Web page and app entries:
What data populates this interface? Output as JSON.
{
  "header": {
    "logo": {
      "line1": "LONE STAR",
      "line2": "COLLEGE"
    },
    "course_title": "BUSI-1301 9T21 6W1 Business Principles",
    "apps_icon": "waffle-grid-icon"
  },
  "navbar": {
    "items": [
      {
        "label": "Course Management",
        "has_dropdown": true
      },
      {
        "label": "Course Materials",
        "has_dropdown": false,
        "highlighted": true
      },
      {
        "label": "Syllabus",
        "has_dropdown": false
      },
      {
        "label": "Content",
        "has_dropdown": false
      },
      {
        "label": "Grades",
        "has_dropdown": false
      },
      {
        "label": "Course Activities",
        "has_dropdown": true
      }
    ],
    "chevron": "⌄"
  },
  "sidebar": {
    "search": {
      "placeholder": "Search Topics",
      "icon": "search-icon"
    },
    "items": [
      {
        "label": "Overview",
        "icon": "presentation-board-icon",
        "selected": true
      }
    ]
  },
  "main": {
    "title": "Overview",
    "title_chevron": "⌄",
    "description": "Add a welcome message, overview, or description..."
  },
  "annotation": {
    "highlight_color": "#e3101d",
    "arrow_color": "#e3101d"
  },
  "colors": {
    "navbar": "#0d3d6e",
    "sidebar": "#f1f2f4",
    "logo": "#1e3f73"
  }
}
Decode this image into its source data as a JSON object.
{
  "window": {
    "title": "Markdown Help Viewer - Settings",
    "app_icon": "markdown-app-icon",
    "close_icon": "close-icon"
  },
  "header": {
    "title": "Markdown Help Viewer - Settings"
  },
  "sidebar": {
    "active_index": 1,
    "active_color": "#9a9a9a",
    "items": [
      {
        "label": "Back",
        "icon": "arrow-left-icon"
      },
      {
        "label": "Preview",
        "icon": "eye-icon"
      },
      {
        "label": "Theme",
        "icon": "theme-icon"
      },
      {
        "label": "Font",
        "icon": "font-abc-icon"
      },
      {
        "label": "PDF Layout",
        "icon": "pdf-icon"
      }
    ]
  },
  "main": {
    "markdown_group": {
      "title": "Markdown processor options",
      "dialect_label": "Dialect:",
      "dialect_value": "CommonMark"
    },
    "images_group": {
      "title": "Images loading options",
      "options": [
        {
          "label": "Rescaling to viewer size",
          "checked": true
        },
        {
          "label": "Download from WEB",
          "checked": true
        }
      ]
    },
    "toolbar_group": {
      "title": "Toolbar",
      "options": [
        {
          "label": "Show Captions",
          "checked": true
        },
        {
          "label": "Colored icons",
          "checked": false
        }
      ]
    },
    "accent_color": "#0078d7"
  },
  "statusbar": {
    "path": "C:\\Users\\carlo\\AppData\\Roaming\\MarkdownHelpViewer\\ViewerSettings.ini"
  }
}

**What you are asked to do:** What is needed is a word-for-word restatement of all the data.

**Written response:**
What data populates this interface? Output as JSON.
{
  "header": {
    "logo": {
      "line1": "LONE STAR",
      "line2": "COLLEGE"
    },
    "course_title": "BUSI-1301 9T21 6W1 Business Principles",
    "apps_icon": "waffle-grid-icon"
  },
  "navbar": {
    "items": [
      {
        "label": "Course Management",
        "has_dropdown": true
      },
      {
        "label": "Course Materials",
        "has_dropdown": false,
        "highlighted": true
      },
      {
        "label": "Syllabus",
        "has_dropdown": false
      },
      {
        "label": "Content",
        "has_dropdown": false
      },
      {
        "label": "Grades",
        "has_dropdown": false
      },
      {
        "label": "Course Activities",
        "has_dropdown": true
      }
    ],
    "chevron": "⌄"
  },
  "sidebar": {
    "search": {
      "placeholder": "Search Topics",
      "icon": "search-icon"
    },
    "items": [
      {
        "label": "Overview",
        "icon": "presentation-board-icon",
        "selected": true
      }
    ]
  },
  "main": {
    "title": "Overview",
    "title_chevron": "⌄",
    "description": "Add a welcome message, overview, or description..."
  },
  "annotation": {
    "highlight_color": "#e3101d",
    "arrow_color": "#e3101d"
  },
  "colors": {
    "navbar": "#0d3d6e",
    "sidebar": "#f1f2f4",
    "logo": "#1e3f73"
  }
}
Decode this image into its source data as a JSON object.
{
  "window": {
    "title": "Markdown Help Viewer - Settings",
    "app_icon": "markdown-app-icon",
    "close_icon": "close-icon"
  },
  "header": {
    "title": "Markdown Help Viewer - Settings"
  },
  "sidebar": {
    "active_index": 1,
    "active_color": "#9a9a9a",
    "items": [
      {
        "label": "Back",
        "icon": "arrow-left-icon"
      },
      {
        "label": "Preview",
        "icon": "eye-icon"
      },
      {
        "label": "Theme",
        "icon": "theme-icon"
      },
      {
        "label": "Font",
        "icon": "font-abc-icon"
      },
      {
        "label": "PDF Layout",
        "icon": "pdf-icon"
      }
    ]
  },
  "main": {
    "markdown_group": {
      "title": "Markdown processor options",
      "dialect_label": "Dialect:",
      "dialect_value": "CommonMark"
    },
    "images_group": {
      "title": "Images loading options",
      "options": [
        {
          "label": "Rescaling to viewer size",
          "checked": true
        },
        {
          "label": "Download from WEB",
          "checked": true
        }
      ]
    },
    "toolbar_group": {
      "title": "Toolbar",
      "options": [
        {
          "label": "Show Captions",
          "checked": true
        },
        {
          "label": "Colored icons",
          "checked": false
        }
      ]
    },
    "accent_color": "#0078d7"
  },
  "statusbar": {
    "path": "C:\\Users\\carlo\\AppData\\Roaming\\MarkdownHelpViewer\\ViewerSettings.ini"
  }
}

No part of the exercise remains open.